An intuition behind sampling can be seen in the image bellow. Given the data in (a) we train the model in (b) and do the sampling in (c), labeling the instances with the model trained in (b).
Our explainer, or in other words, the local interpretable model that we fit in the more complex machine learning one is as weighted logistic regression.
Explaining is as easy as:
decision = np.array([-0.42, 0.62]) explainer = LogisticRegressionExplainer(sampler) explainer.explain(decision)
Our depicter saves or shows a simple bar chart with the weights of each one of the features. It can be tuned to plot on an axis/destination.
Depicting is as easy as:
destination = "./imgs/new_explanation.pdf" exp_result = explainer.explanation_result() depicter = my_depicter(destination) depicter.depict(exp_result)
Check for yourself an example of an explanation using our simple depicter:
All of these things can be used together in the Explanation class, where you basically choose a sampler, an explainer and a depicter and explain away decisions. For example:
exp = Explanation(X_train, ["Feature 1", "Feature 2"], None, y_train, "Label", None, model=RandomForestClassifier(n_estimators=100), explainer=LogisticRegressionExplainer, sampler=GaussianExponentialSampler, depicter=DepicterBarWeights, destination=destination) exp.sample_explain_depict(decision, depict=True)
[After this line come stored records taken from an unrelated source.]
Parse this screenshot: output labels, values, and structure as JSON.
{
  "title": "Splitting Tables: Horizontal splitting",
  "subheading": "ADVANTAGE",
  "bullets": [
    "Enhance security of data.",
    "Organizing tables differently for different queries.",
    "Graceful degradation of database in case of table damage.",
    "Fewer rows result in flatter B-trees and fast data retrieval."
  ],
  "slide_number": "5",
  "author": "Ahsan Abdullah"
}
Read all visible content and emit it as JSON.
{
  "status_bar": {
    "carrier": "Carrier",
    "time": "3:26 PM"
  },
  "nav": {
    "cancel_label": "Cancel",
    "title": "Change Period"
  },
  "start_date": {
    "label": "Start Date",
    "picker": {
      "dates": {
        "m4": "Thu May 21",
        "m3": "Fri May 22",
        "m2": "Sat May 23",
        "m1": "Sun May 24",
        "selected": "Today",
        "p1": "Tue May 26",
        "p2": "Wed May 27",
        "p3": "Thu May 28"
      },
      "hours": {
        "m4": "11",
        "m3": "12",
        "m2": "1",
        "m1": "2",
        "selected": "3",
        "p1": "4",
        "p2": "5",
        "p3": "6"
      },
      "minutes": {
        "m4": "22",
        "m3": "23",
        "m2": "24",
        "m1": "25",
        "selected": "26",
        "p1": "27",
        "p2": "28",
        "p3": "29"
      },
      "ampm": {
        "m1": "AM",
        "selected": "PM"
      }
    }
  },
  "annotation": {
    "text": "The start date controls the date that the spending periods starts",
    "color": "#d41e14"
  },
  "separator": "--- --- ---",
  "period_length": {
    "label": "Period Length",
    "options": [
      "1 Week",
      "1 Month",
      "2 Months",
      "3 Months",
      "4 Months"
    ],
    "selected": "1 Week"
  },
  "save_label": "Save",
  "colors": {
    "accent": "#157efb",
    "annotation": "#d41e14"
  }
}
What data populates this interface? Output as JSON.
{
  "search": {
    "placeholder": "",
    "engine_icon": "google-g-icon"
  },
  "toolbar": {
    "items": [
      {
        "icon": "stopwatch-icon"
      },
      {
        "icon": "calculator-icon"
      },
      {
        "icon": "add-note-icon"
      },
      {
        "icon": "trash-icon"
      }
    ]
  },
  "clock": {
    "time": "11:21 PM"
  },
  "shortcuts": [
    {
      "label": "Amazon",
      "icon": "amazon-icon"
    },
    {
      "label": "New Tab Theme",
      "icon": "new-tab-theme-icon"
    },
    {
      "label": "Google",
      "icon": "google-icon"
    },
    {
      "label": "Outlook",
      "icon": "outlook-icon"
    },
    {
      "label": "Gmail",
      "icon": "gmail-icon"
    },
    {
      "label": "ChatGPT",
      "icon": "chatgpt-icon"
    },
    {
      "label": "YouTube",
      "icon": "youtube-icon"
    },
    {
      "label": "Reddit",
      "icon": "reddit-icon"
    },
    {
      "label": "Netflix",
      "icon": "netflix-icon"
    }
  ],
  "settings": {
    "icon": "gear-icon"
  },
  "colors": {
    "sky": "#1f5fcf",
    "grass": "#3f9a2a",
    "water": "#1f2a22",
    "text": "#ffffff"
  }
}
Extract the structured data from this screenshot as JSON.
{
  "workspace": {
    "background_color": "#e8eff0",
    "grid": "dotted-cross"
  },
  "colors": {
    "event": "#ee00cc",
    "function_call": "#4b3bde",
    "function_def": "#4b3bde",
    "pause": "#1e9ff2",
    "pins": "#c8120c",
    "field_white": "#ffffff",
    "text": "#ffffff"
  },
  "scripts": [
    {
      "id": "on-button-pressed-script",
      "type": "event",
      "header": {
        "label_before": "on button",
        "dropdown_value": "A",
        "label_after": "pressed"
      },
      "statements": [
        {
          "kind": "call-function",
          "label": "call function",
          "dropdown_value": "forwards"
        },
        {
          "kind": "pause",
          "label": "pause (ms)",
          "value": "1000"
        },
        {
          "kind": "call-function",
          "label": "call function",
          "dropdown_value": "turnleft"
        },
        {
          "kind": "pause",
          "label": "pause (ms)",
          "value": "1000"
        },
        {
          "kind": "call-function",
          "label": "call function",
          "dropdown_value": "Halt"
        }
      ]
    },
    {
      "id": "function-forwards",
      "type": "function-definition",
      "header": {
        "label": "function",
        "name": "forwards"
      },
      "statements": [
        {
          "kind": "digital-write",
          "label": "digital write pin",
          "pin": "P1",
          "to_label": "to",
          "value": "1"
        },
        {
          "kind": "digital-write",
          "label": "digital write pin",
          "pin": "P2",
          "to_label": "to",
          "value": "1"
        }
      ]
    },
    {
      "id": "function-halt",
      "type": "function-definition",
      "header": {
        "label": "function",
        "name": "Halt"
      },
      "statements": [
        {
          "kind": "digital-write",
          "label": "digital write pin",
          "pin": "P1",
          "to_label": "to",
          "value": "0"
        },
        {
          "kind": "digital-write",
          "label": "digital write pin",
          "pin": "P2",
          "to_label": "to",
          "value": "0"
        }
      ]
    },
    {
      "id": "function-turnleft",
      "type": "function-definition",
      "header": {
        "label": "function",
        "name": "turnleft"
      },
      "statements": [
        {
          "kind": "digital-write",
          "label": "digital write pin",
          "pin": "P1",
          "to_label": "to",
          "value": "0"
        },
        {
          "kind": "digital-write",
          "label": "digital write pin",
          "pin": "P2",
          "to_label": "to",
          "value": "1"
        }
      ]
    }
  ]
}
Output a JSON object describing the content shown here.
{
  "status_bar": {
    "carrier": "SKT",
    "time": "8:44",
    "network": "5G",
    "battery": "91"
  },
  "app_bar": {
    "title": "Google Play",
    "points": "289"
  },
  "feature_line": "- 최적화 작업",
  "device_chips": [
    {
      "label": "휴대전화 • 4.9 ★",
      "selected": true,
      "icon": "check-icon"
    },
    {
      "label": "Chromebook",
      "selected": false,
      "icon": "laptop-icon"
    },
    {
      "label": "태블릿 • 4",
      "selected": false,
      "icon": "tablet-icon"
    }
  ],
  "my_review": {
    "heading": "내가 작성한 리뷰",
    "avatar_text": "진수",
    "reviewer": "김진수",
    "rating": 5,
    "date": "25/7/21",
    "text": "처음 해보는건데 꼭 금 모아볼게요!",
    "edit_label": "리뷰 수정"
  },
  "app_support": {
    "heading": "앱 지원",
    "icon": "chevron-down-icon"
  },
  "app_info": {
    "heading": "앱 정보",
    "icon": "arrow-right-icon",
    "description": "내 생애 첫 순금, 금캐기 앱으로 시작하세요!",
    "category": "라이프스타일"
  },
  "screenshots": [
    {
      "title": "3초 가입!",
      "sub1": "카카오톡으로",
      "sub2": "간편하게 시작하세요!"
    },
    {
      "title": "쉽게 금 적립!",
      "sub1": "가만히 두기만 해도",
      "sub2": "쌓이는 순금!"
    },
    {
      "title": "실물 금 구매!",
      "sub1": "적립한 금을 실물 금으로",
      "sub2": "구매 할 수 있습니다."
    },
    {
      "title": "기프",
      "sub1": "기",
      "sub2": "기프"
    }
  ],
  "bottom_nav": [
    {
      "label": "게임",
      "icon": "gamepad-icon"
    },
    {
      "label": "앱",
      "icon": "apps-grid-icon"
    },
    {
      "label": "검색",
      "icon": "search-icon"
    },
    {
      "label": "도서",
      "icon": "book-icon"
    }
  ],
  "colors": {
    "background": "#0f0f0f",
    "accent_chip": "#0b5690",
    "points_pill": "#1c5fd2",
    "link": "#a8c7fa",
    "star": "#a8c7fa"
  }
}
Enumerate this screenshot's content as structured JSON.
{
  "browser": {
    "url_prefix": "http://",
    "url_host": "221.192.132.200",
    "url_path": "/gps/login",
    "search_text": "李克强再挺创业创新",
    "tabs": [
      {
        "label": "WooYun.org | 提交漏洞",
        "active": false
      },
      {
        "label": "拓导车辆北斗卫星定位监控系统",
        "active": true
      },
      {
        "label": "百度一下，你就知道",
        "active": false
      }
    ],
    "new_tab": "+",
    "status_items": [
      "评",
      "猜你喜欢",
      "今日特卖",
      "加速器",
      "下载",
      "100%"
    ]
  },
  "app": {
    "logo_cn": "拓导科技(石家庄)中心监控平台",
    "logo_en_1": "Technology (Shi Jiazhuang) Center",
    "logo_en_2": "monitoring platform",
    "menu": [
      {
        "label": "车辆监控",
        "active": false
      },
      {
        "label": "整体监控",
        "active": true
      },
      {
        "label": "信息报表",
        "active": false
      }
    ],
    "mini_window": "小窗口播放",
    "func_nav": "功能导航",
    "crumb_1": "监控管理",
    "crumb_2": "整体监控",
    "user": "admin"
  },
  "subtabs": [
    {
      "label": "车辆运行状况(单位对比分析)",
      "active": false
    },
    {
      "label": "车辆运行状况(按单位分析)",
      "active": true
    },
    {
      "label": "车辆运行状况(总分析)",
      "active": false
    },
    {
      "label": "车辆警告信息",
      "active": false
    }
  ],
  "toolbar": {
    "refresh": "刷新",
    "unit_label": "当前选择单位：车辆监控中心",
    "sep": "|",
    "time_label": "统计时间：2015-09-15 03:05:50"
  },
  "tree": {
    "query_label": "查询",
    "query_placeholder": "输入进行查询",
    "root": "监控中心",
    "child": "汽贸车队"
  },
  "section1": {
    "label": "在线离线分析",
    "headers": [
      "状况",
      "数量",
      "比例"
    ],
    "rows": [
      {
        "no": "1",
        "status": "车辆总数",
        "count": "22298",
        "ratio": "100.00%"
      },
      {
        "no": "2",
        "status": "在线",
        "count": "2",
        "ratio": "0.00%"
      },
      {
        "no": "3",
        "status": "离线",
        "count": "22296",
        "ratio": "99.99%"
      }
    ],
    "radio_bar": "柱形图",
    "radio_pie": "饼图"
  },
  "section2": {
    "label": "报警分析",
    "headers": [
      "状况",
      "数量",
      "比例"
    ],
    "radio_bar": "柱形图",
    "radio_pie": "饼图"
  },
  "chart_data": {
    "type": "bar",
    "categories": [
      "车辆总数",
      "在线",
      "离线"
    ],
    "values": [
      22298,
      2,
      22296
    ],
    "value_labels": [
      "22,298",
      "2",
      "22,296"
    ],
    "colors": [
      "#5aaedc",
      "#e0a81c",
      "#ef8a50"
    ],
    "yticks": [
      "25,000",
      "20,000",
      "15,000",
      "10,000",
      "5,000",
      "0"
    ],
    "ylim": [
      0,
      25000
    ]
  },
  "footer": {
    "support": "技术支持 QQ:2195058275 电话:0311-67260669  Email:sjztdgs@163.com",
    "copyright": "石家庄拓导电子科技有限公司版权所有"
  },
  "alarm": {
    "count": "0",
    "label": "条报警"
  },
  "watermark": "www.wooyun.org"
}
We now start considering the problems that may appear as we locally explaining a complex model. Notice that we had two parameters in the sampler that were completely arbitrary. The sample size n and a measure of locality l, which in our specific case was related to the steepness of the exponential kernel.
It is not hard to prove with a toy example that both of these parameters have a huge impact in the local classifier that we are training. In the figures bellow we can see the variation of the explainer according to changes in the sample size n and in the measure of locality l.
We can also inspect the mesh between the two variables and the parameters of the logistic regression, as it can be seen in the figure bellow.
What this images show us is that we clearly have a problem in choosing this parameters. We implement a naïve and simple approach to deal with it. Given a large enough sample size (and we do not address that part of the problem), we want to find several different explanations with different measures of locality. We want to find this peaks in the accuracy, which represent this better explanations. As show in the figure bellow.
To do so we simply calculate the results for the explainer in a range of values, and then apply a simple peak detection algorithm to find different explanations with different localities. This is a wrapper around the Explanation class, and provides multiple explanations.
exp = RobustExplanation(X_train, ["F1", "F2"], None, y_train, "Label", None, model=RandomForestClassifier(n_estimators=100), explainer=LogisticRegressionExplainer, sampler=GaussianExponentialSampler, depicter=DepicterBarWeights) exp.sample_explain_depict(decision, 5, num_samples=5000, measure_min=0.005, measure_max=0.5, number_eval=500)
This can provide us with insight like the image bellow. We can get two different explanations with two different meanings.